To illustrate this point, note that the CBO is projecting a gradual but sustained growth in primary budget deficits under its baseline scenario mentioned earlier. By 2052, it expects the primary budget deficit to hit 3.9 percent of GDP with the average interest rate topping off near 4 percent. Imagine, instead, that the interest rate average was closer to the 2.7 percent as expected by markets. This would significantly reduce net interest costs and make the U.S. debt burden more manageable. This is the blessing of low interest rates. The challenge, though, is that this easing of fiscal pressures could also lead to less fiscal restraint and allow the size of the primary budget deficit to drift up and offset the reduction in net interest costs. Over time, this would make the debt burden less manageable and push us closer to fiscal dominance.
What the low interest rate environment needs, then, is a mechanism that mimics the discipline created by higher government funding costs. James Broughel and I have argued that a U.S. sovereign wealth fund (SWF) that issues safe assets and invests in the economy is one way to accomplish this outcome.
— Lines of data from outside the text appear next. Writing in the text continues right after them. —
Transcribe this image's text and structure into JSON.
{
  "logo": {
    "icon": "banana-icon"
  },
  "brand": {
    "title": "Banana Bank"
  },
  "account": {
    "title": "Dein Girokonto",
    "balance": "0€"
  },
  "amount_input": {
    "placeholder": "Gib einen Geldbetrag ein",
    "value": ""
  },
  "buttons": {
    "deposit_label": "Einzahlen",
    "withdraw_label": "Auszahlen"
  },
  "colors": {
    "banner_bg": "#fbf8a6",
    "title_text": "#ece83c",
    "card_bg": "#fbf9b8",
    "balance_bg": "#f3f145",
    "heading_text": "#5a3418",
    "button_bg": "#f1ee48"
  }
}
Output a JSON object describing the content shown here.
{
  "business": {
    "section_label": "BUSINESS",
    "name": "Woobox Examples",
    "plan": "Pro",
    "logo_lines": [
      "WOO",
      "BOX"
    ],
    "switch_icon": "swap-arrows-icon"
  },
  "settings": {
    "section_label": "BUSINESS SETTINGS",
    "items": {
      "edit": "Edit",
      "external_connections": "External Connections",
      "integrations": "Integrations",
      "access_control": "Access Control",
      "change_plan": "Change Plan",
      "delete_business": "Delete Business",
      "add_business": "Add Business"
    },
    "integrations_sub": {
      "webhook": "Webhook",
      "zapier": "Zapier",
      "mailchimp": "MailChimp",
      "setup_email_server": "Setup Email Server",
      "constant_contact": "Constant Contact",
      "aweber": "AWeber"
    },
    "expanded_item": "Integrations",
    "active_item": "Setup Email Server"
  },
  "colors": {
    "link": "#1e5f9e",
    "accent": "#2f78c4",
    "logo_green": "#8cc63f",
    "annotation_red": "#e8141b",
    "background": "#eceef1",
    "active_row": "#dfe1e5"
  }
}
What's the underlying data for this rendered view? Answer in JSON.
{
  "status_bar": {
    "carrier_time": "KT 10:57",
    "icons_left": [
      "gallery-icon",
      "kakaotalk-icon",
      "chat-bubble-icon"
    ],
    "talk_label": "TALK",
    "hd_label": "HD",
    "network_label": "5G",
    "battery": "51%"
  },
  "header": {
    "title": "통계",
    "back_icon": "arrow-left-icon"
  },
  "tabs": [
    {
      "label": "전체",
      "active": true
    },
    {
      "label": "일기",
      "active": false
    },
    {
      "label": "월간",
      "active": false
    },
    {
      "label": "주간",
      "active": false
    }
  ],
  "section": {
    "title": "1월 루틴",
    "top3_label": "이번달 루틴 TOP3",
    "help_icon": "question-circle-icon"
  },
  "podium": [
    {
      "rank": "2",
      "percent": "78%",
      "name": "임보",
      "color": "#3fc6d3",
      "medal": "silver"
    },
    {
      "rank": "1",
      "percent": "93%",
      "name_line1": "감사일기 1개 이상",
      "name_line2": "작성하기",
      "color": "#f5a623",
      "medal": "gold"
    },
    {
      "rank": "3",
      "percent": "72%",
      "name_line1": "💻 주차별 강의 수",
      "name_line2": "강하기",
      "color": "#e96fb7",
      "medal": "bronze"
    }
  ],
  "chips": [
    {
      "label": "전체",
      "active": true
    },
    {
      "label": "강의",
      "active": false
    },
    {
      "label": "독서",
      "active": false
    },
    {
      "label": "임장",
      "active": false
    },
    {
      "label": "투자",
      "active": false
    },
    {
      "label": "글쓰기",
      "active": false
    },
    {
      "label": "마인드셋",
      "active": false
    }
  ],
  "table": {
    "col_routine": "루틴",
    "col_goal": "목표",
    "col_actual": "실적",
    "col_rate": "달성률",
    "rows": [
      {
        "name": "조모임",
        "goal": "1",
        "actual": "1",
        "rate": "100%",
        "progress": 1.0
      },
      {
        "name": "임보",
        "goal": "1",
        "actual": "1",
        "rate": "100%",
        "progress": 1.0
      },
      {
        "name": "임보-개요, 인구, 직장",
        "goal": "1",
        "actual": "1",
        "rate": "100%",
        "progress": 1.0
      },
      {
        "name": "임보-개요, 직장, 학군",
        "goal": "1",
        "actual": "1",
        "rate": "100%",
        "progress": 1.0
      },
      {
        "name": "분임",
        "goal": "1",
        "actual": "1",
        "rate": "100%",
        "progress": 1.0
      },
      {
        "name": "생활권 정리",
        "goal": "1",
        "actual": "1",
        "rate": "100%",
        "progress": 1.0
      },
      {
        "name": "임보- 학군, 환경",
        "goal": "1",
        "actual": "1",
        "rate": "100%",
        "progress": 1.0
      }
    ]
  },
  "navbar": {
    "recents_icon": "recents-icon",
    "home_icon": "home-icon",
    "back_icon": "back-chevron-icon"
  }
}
It would work as follows. First, the SWF would issue securities up to the point that it pushed market interest rates to more normal levels, say 4 percent. Second, the SWF would then take the proceeds and invest them in the economy in a manner that minimized price distortion. Third, every year the SWF would payout dividends to the public commensurate to its earnings.
These SWF features mean that Congress would face higher financing costs and get the budgetary discipline that it needs. Congress would also face the discipline of a very unhappy public used to dividend payouts if it tried to raid the SWF. These incentives would force Congress to recognize tradeoffs and make the tough budgeting decisions required to put the U.S. debt burden on a sustainable trajectory.
The SWF would be a major change for the U.S. government, but its ability to discipline economic policy in a world of low interest rates is an attractive feature that should be taken seriously if we believe markets are right about the future path of interest rates. Without it, we me find ourselves being lulled into complacency and, as a result, being sucked into a regime of fiscal dominance and high inflation. Here is hoping we can avoid that outcome.
1 Put differently, if the dollar size of the economy grows more rapidly than the government’s financing costs, the government can indefinitely roll over its debt and pay the debt servicing costs from a growing tax base.
2 Modest here means the primary budget deficits as a percent of GDP cannot be larger than the interest rate — growth rate spread times the current debt burden. Put differently, the primary budget deficit cannot grow faster than the growth rate of the economy. Otherwise, the debt burden will grow.
David Beckworth is a senior research fellow at the Mercatus Center at George Mason University and a former international economist at the US Department of the Treasury. He is the author of Boom and Bust Banking: The Causes and Cures of the Great Recession. His research focuses on monetary policy, and his work has been cited by the Wall Street Journal, the Financial Times, the New York Times, Bloomberg Businessweek, and the Economist. He has advised congressional staffers on monetary policy and has written for Barron’s, Investor’s Business Daily, the New Republic, the Atlantic, and National Review. David also hosts the weekly Macro Musings podcast.